Could the records be returned exactly, with the pictures left out?

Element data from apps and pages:
···

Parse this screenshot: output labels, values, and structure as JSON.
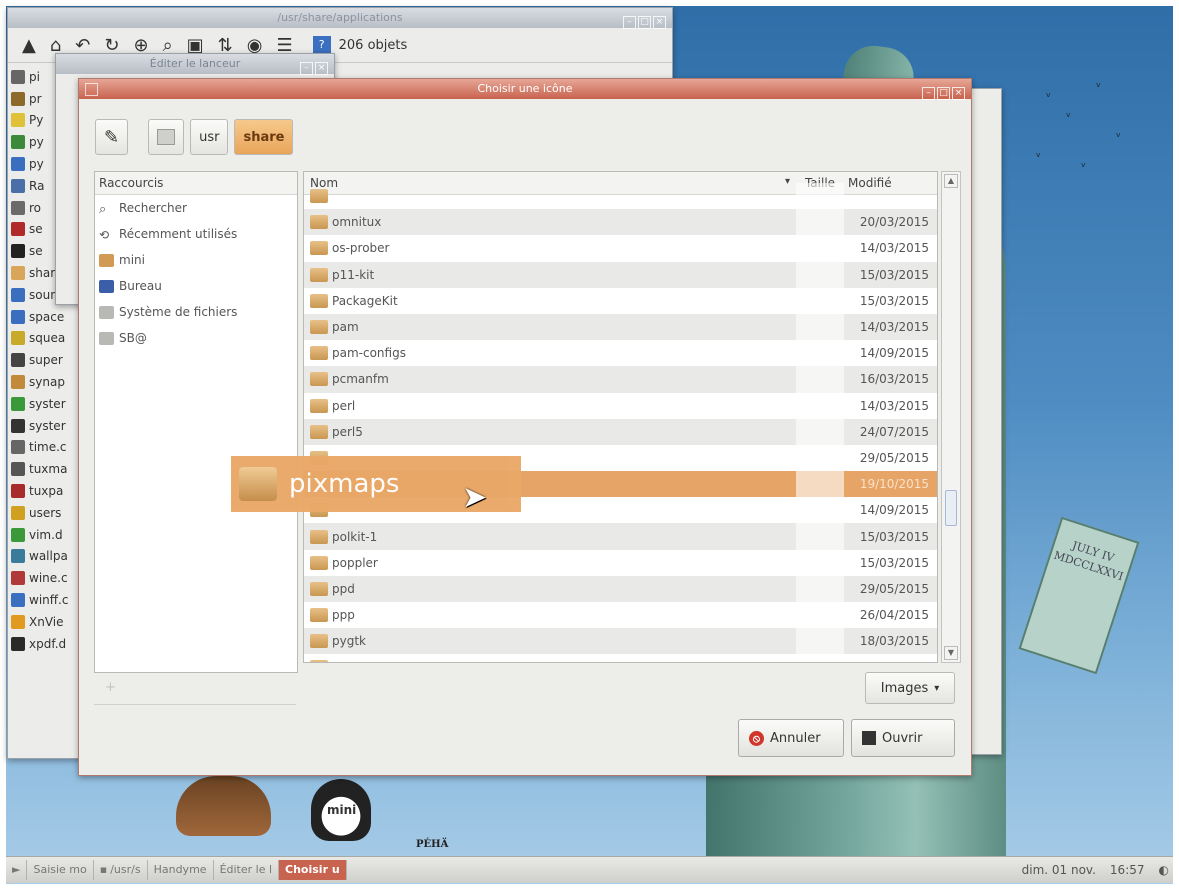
{
  "file_manager": {
    "title": "/usr/share/applications",
    "count_badge": "?",
    "count": "206 objets",
    "items": [
      {
        "label": "pi",
        "color": "#666"
      },
      {
        "label": "pr",
        "color": "#8b6a2a"
      },
      {
        "label": "Py",
        "color": "#e0c23a"
      },
      {
        "label": "py",
        "color": "#3a8a3a"
      },
      {
        "label": "py",
        "color": "#3a6fc0"
      },
      {
        "label": "Ra",
        "color": "#4a6ea8"
      },
      {
        "label": "ro",
        "color": "#6a6a6a"
      },
      {
        "label": "se",
        "color": "#b02a2a"
      },
      {
        "label": "se",
        "color": "#222"
      },
      {
        "label": "share",
        "color": "#d8a55a"
      },
      {
        "label": "sounc",
        "color": "#3a6fc0"
      },
      {
        "label": "space",
        "color": "#3a6fc0"
      },
      {
        "label": "squea",
        "color": "#c9a92a"
      },
      {
        "label": "super",
        "color": "#444"
      },
      {
        "label": "synap",
        "color": "#c08a3a"
      },
      {
        "label": "syster",
        "color": "#3a9a3a"
      },
      {
        "label": "syster",
        "color": "#333"
      },
      {
        "label": "time.c",
        "color": "#666"
      },
      {
        "label": "tuxma",
        "color": "#555"
      },
      {
        "label": "tuxpa",
        "color": "#a82a2a"
      },
      {
        "label": "users",
        "color": "#d0a020"
      },
      {
        "label": "vim.d",
        "color": "#3a9a3a"
      },
      {
        "label": "wallpa",
        "color": "#3a7a9a"
      },
      {
        "label": "wine.c",
        "color": "#b03a3a"
      },
      {
        "label": "winff.c",
        "color": "#3a6fc0"
      },
      {
        "label": "XnVie",
        "color": "#e09a20"
      },
      {
        "label": "xpdf.d",
        "color": "#2a2a2a"
      }
    ]
  },
  "launcher_editor": {
    "title": "Éditer le lanceur"
  },
  "dialog": {
    "title": "Choisir une icône",
    "path": [
      "usr",
      "share"
    ],
    "places_header": "Raccourcis",
    "places": [
      {
        "label": "Rechercher",
        "icon": "search-icon",
        "color": "#555"
      },
      {
        "label": "Récemment utilisés",
        "icon": "clock-icon",
        "color": "#555"
      },
      {
        "label": "mini",
        "icon": "home-folder-icon",
        "color": "#d19a55"
      },
      {
        "label": "Bureau",
        "icon": "desktop-icon",
        "color": "#3a5fa8"
      },
      {
        "label": "Système de fichiers",
        "icon": "drive-icon",
        "color": "#b8b8b4"
      },
      {
        "label": "SB@",
        "icon": "drive-icon",
        "color": "#b8b8b4"
      }
    ],
    "columns": {
      "name": "Nom",
      "size": "Taille",
      "modified": "Modifié"
    },
    "files": [
      {
        "name": "",
        "date": ""
      },
      {
        "name": "omnitux",
        "date": "20/03/2015"
      },
      {
        "name": "os-prober",
        "date": "14/03/2015"
      },
      {
        "name": "p11-kit",
        "date": "15/03/2015"
      },
      {
        "name": "PackageKit",
        "date": "15/03/2015"
      },
      {
        "name": "pam",
        "date": "14/03/2015"
      },
      {
        "name": "pam-configs",
        "date": "14/09/2015"
      },
      {
        "name": "pcmanfm",
        "date": "16/03/2015"
      },
      {
        "name": "perl",
        "date": "14/03/2015"
      },
      {
        "name": "perl5",
        "date": "24/07/2015"
      },
      {
        "name": "",
        "date": "29/05/2015"
      },
      {
        "name": "pixmaps",
        "date": "19/10/2015",
        "selected": true
      },
      {
        "name": "",
        "date": "14/09/2015"
      },
      {
        "name": "polkit-1",
        "date": "15/03/2015"
      },
      {
        "name": "poppler",
        "date": "15/03/2015"
      },
      {
        "name": "ppd",
        "date": "29/05/2015"
      },
      {
        "name": "ppp",
        "date": "26/04/2015"
      },
      {
        "name": "pygtk",
        "date": "18/03/2015"
      },
      {
        "name": "",
        "date": ""
      }
    ],
    "dragged_item": "pixmaps",
    "add_symbol": "+",
    "filter": "Images",
    "cancel_label": "Annuler",
    "open_label": "Ouvrir"
  },
  "desktop": {
    "logo": "PÉHÄ",
    "tablet_text": "JULY IV MDCCLXXVI",
    "mascot_label": "mini"
  },
  "taskbar": {
    "tasks": [
      {
        "label": "Saisie mo",
        "active": false
      },
      {
        "label": "/usr/s",
        "active": false
      },
      {
        "label": "Handyme",
        "active": false
      },
      {
        "label": "Éditer le l",
        "active": false
      },
      {
        "label": "Choisir u",
        "active": true
      }
    ],
    "clock_date": "dim. 01 nov.",
    "clock_time": "16:57"
  }
}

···

→ Answer
Parse this screenshot: output labels, values, and structure as JSON.
{
  "file_manager": {
    "title": "/usr/share/applications",
    "count_badge": "?",
    "count": "206 objets",
    "items": [
      {
        "label": "pi",
        "color": "#666"
      },
      {
        "label": "pr",
        "color": "#8b6a2a"
      },
      {
        "label": "Py",
        "color": "#e0c23a"
      },
      {
        "label": "py",
        "color": "#3a8a3a"
      },
      {
        "label": "py",
        "color": "#3a6fc0"
      },
      {
        "label": "Ra",
        "color": "#4a6ea8"
      },
      {
        "label": "ro",
        "color": "#6a6a6a"
      },
      {
        "label": "se",
        "color": "#b02a2a"
      },
      {
        "label": "se",
        "color": "#222"
      },
      {
        "label": "share",
        "color": "#d8a55a"
      },
      {
        "label": "sounc",
        "color": "#3a6fc0"
      },
      {
        "label": "space",
        "color": "#3a6fc0"
      },
      {
        "label": "squea",
        "color": "#c9a92a"
      },
      {
        "label": "super",
        "color": "#444"
      },
      {
        "label": "synap",
        "color": "#c08a3a"
      },
      {
        "label": "syster",
        "color": "#3a9a3a"
      },
      {
        "label": "syster",
        "color": "#333"
      },
      {
        "label": "time.c",
        "color": "#666"
      },
      {
        "label": "tuxma",
        "color": "#555"
      },
      {
        "label": "tuxpa",
        "color": "#a82a2a"
      },
      {
        "label": "users",
        "color": "#d0a020"
      },
      {
        "label": "vim.d",
        "color": "#3a9a3a"
      },
      {
        "label": "wallpa",
        "color": "#3a7a9a"
      },
      {
        "label": "wine.c",
        "color": "#b03a3a"
      },
      {
        "label": "winff.c",
        "color": "#3a6fc0"
      },
      {
        "label": "XnVie",
        "color": "#e09a20"
      },
      {
        "label": "xpdf.d",
        "color": "#2a2a2a"
      }
    ]
  },
  "launcher_editor": {
    "title": "Éditer le lanceur"
  },
  "dialog": {
    "title": "Choisir une icône",
    "path": [
      "usr",
      "share"
    ],
    "places_header": "Raccourcis",
    "places": [
      {
        "label": "Rechercher",
        "icon": "search-icon",
        "color": "#555"
      },
      {
        "label": "Récemment utilisés",
        "icon": "clock-icon",
        "color": "#555"
      },
      {
        "label": "mini",
        "icon": "home-folder-icon",
        "color": "#d19a55"
      },
      {
        "label": "Bureau",
        "icon": "desktop-icon",
        "color": "#3a5fa8"
      },
      {
        "label": "Système de fichiers",
        "icon": "drive-icon",
        "color": "#b8b8b4"
      },
      {
        "label": "SB@",
        "icon": "drive-icon",
        "color": "#b8b8b4"
      }
    ],
    "columns": {
      "name": "Nom",
      "size": "Taille",
      "modified": "Modifié"
    },
    "files": [
      {
        "name": "",
        "date": ""
      },
      {
        "name": "omnitux",
        "date": "20/03/2015"
      },
      {
        "name": "os-prober",
        "date": "14/03/2015"
      },
      {
        "name": "p11-kit",
        "date": "15/03/2015"
      },
      {
        "name": "PackageKit",
        "date": "15/03/2015"
      },
      {
        "name": "pam",
        "date": "14/03/2015"
      },
      {
        "name": "pam-configs",
        "date": "14/09/2015"
      },
      {
        "name": "pcmanfm",
        "date": "16/03/2015"
      },
      {
        "name": "perl",
        "date": "14/03/2015"
      },
      {
        "name": "perl5",
        "date": "24/07/2015"
      },
      {
        "name": "",
        "date": "29/05/2015"
      },
      {
        "name": "pixmaps",
        "date": "19/10/2015",
        "selected": true
      },
      {
        "name": "",
        "date": "14/09/2015"
      },
      {
        "name": "polkit-1",
        "date": "15/03/2015"
      },
      {
        "name": "poppler",
        "date": "15/03/2015"
      },
      {
        "name": "ppd",
        "date": "29/05/2015"
      },
      {
        "name": "ppp",
        "date": "26/04/2015"
      },
      {
        "name": "pygtk",
        "date": "18/03/2015"
      },
      {
        "name": "",
        "date": ""
      }
    ],
    "dragged_item": "pixmaps",
    "add_symbol": "+",
    "filter": "Images",
    "cancel_label": "Annuler",
    "open_label": "Ouvrir"
  },
  "desktop": {
    "logo": "PÉHÄ",
    "tablet_text": "JULY IV MDCCLXXVI",
    "mascot_label": "mini"
  },
  "taskbar": {
    "tasks": [
      {
        "label": "Saisie mo",
        "active": false
      },
      {
        "label": "/usr/s",
        "active": false
      },
      {
        "label": "Handyme",
        "active": false
      },
      {
        "label": "Éditer le l",
        "active": false
      },
      {
        "label": "Choisir u",
        "active": true
      }
    ],
    "clock_date": "dim. 01 nov.",
    "clock_time": "16:57"
  }
}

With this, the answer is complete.